EXERCISE BRIEF | Copy each line in the data that includes the word "JSON".

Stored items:

- - -

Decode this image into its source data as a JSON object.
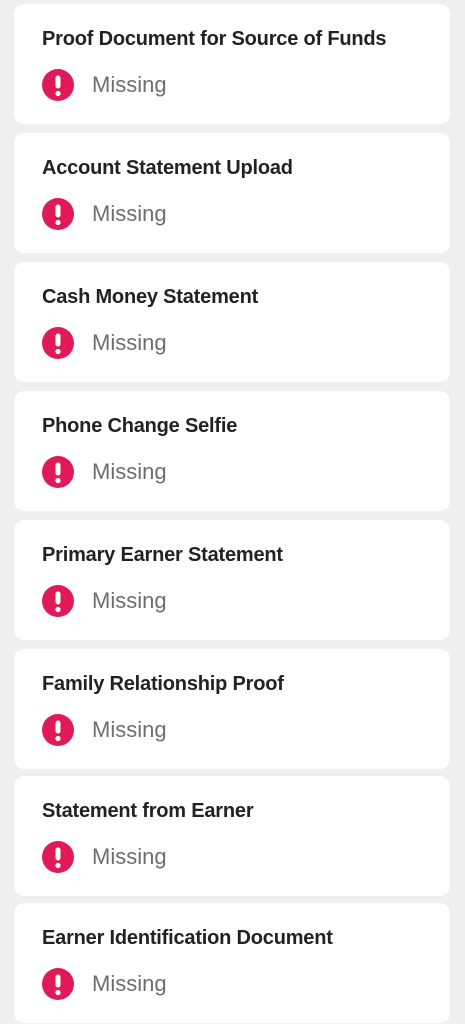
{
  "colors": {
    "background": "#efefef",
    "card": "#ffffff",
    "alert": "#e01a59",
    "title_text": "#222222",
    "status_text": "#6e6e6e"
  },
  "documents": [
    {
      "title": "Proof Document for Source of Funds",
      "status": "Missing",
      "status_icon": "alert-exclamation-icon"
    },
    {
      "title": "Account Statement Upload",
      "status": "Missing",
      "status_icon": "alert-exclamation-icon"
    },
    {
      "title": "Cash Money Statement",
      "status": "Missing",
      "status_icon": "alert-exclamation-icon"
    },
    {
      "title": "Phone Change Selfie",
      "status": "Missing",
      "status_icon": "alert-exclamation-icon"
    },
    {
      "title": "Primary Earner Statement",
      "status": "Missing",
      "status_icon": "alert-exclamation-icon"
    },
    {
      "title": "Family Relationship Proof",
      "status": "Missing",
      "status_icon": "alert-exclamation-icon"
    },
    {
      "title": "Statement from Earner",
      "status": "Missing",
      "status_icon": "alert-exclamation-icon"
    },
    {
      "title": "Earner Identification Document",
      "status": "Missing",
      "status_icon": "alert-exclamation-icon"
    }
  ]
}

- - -

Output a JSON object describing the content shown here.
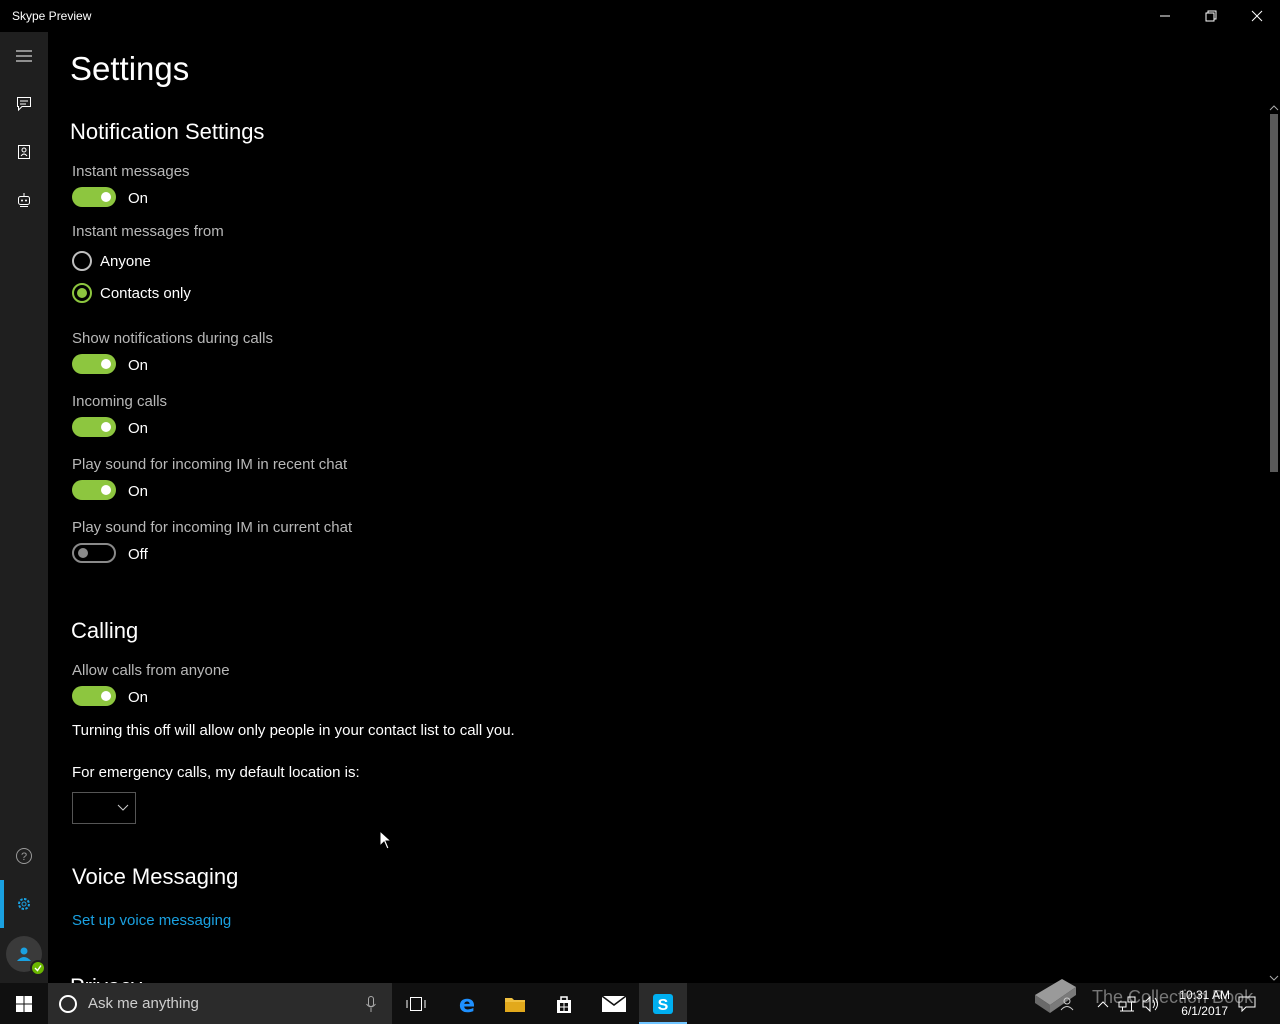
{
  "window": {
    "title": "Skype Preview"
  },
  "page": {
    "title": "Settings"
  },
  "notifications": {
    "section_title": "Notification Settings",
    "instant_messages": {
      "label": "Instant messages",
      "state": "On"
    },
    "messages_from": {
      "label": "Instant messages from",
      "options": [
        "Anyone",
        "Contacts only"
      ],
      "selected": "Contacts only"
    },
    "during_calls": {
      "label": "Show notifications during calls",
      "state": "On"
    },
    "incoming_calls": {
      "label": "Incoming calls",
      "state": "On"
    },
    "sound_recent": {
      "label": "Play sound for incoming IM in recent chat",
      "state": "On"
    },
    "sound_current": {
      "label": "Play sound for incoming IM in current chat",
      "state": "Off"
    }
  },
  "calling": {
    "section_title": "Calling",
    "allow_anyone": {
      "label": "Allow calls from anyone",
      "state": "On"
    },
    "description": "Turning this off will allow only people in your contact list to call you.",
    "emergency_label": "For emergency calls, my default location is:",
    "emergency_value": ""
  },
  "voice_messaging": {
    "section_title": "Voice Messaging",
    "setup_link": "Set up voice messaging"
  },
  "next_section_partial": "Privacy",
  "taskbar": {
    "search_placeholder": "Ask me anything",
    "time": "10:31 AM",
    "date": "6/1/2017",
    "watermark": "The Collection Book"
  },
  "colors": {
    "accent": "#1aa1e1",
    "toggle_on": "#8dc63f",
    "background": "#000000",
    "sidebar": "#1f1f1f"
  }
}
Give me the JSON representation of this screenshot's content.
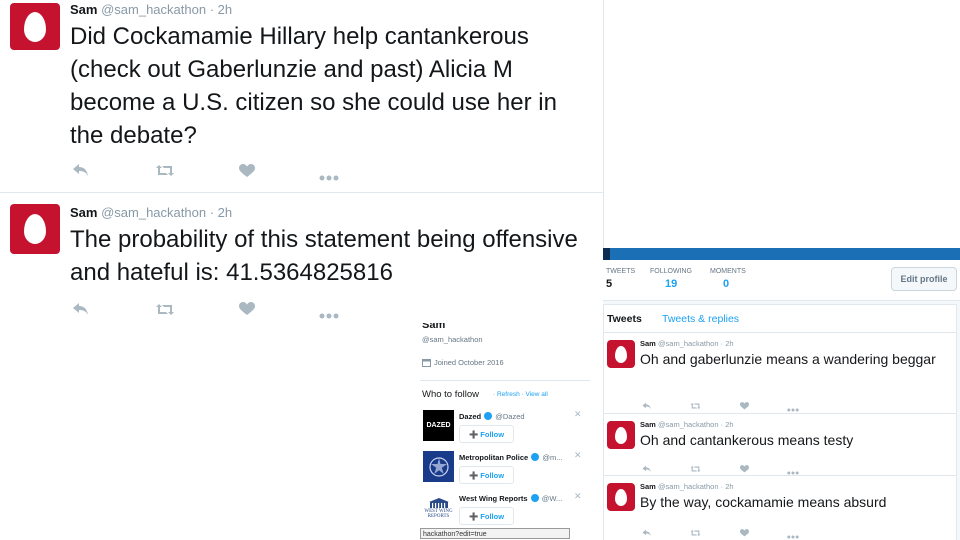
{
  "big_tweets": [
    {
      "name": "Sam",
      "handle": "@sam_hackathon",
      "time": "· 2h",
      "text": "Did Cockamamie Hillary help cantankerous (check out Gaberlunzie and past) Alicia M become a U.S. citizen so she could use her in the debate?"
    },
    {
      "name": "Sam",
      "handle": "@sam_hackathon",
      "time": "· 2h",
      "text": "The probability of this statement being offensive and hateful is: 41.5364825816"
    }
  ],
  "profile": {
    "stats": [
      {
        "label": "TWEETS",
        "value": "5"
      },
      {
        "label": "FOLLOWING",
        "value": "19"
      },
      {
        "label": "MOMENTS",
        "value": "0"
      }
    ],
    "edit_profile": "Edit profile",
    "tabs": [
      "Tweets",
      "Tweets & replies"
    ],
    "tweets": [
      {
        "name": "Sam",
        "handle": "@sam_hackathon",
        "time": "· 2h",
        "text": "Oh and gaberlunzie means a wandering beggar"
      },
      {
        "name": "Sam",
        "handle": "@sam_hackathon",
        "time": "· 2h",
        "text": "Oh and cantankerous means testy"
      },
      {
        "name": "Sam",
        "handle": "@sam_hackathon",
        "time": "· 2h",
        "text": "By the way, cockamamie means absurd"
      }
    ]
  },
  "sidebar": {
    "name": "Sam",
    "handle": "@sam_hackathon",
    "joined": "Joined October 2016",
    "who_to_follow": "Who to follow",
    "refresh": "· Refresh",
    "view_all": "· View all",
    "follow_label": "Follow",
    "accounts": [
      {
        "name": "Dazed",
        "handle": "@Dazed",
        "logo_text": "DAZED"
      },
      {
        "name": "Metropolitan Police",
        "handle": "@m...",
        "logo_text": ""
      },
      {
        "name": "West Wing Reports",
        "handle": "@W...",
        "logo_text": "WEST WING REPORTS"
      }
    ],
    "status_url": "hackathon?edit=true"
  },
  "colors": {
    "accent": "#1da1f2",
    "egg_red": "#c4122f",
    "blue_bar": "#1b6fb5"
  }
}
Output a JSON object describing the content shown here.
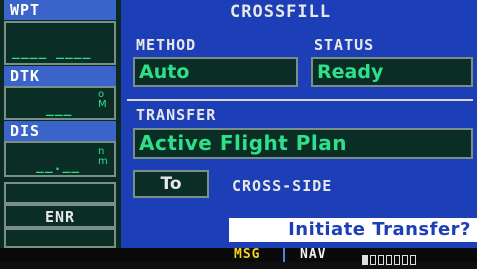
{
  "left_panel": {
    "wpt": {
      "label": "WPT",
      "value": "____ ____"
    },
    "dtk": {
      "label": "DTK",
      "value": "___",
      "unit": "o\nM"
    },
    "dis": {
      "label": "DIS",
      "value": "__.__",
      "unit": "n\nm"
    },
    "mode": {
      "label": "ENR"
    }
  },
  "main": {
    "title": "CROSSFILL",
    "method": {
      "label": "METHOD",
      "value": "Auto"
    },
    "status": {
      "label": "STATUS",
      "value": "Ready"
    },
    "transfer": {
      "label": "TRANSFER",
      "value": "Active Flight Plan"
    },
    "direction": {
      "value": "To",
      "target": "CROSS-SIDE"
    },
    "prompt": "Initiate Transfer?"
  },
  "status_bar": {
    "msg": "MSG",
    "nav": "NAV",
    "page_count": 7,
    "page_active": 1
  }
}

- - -

TASK RESULT |
Decode this image into its source data as a JSON object.
Output a JSON object describing the content shown here.
Give me the JSON representation of this screenshot's content.
Output a JSON object describing the content shown here.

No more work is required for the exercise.